*WHAT TO PRODUCE*
Across the data, every line with the word "small" counts once; state the total alone.

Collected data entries
>>>
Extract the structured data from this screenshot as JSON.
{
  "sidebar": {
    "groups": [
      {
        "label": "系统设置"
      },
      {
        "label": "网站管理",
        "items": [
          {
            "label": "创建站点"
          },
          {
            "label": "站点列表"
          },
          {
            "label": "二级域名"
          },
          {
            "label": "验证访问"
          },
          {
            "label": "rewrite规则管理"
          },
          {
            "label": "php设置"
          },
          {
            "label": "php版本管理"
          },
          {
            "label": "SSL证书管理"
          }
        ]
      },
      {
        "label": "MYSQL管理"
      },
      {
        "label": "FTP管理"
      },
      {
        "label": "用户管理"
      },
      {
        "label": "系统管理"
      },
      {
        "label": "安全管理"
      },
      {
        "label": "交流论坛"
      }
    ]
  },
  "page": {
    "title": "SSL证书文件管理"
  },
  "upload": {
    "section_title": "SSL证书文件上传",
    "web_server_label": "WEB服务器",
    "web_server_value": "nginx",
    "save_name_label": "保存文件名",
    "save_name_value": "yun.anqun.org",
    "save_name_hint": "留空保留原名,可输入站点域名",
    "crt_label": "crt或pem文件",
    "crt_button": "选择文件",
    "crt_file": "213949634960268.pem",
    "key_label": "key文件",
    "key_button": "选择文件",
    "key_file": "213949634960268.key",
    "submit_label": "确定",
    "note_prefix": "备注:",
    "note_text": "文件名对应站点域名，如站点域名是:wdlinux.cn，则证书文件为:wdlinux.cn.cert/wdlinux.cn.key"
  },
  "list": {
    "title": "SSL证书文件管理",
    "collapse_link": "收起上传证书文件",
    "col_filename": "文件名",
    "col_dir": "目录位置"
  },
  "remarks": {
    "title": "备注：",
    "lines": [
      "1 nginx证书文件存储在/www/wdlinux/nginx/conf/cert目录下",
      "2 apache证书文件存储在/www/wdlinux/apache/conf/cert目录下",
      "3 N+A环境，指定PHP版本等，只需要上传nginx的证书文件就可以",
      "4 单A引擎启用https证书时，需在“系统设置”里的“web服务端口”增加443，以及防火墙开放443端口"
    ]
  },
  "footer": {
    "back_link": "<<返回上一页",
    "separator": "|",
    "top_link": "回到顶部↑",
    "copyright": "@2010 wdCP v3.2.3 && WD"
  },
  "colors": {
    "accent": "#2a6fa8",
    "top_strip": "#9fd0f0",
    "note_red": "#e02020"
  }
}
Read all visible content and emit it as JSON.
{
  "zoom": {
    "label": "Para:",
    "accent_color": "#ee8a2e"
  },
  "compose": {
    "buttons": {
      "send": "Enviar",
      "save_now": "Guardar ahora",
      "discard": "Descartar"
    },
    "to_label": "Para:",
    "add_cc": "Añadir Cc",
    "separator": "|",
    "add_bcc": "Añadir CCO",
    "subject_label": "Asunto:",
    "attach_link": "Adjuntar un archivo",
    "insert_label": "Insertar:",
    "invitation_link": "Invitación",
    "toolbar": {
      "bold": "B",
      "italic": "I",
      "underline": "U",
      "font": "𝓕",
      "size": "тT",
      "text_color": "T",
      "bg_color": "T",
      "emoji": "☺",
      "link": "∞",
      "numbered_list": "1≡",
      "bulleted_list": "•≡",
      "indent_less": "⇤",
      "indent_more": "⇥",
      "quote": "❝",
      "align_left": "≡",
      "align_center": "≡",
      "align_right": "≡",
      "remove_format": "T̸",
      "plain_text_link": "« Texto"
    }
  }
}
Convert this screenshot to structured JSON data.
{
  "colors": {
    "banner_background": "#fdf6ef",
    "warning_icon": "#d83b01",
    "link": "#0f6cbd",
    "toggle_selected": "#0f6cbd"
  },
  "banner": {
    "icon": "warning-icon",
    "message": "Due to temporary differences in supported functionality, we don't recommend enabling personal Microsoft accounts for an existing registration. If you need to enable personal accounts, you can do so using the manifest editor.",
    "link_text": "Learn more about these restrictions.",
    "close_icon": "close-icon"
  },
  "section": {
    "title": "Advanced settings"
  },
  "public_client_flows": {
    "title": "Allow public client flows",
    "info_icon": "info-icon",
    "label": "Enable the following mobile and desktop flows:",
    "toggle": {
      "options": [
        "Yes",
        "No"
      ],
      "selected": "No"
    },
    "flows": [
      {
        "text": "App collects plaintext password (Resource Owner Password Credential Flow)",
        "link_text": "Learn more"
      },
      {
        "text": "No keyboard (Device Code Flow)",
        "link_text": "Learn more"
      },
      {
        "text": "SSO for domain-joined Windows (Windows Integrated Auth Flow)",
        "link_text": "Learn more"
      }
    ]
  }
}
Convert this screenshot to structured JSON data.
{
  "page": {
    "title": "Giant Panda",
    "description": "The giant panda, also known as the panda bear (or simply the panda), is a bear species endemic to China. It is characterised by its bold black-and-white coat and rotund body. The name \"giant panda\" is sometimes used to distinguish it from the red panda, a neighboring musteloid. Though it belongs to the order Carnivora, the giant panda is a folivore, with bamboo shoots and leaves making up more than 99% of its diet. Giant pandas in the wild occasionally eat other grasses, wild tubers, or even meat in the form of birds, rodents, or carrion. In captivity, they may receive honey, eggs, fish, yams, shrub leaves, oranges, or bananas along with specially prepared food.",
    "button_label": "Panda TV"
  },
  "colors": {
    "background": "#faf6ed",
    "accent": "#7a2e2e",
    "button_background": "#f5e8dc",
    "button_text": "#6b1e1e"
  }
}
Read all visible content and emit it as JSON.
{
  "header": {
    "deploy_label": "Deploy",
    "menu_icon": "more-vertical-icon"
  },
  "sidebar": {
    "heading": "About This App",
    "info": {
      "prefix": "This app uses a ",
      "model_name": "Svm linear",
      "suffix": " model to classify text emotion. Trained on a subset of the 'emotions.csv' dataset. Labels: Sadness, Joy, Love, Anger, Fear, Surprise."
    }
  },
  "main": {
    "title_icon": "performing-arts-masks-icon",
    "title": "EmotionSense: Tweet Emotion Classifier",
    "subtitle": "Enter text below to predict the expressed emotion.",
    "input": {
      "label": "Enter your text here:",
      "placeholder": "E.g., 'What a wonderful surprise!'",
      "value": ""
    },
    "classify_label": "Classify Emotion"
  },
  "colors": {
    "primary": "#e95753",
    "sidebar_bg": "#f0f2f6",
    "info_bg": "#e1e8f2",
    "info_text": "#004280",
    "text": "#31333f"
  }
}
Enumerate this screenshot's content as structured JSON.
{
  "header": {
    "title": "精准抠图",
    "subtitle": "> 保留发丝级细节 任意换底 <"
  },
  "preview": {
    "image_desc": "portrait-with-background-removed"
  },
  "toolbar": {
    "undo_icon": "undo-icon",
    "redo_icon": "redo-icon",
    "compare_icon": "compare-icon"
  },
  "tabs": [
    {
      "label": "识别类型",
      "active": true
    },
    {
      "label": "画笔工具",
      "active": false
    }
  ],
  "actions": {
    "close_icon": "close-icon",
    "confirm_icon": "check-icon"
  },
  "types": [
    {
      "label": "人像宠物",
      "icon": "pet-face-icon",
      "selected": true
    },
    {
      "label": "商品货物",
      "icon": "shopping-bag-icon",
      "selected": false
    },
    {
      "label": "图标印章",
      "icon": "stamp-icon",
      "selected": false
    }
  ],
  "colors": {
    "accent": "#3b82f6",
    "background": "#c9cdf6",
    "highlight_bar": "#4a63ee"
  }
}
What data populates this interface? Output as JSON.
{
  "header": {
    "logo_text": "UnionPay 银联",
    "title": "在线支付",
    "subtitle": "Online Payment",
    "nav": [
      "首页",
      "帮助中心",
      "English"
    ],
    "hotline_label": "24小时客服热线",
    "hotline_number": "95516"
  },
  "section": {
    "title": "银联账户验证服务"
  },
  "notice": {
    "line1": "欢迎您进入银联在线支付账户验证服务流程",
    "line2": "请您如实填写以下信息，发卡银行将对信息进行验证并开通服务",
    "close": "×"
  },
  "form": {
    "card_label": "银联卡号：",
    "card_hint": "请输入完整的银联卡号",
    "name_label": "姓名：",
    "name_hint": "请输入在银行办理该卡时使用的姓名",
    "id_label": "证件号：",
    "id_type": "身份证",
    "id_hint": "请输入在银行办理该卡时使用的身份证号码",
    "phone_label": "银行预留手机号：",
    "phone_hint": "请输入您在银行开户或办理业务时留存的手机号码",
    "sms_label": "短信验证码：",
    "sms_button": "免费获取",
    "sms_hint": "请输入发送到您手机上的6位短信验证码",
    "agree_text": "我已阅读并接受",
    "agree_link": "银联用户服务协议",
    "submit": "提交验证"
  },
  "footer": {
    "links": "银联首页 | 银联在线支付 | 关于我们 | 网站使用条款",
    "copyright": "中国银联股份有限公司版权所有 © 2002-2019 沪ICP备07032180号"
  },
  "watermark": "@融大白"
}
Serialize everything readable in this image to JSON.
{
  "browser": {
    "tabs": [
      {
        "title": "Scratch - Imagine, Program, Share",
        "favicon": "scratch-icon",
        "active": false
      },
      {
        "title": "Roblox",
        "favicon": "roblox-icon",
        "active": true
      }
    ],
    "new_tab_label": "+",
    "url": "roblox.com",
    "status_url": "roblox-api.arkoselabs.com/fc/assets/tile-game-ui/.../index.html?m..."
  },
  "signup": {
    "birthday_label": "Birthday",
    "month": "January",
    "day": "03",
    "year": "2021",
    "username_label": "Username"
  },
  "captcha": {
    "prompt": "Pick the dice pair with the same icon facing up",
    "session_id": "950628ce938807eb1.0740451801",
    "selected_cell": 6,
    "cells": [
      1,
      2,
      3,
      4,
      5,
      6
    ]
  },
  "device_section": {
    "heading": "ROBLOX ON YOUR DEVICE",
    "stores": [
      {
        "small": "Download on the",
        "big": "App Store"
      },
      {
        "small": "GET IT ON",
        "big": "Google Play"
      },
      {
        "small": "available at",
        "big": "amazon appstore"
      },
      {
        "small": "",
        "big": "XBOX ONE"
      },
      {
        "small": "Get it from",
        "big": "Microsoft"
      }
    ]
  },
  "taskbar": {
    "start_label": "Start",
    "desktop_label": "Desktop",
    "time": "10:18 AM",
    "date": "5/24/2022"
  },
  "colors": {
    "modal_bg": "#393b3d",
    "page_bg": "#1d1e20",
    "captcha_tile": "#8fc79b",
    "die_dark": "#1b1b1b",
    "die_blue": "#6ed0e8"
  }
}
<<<
*RESULT FOR THIS TASK*
5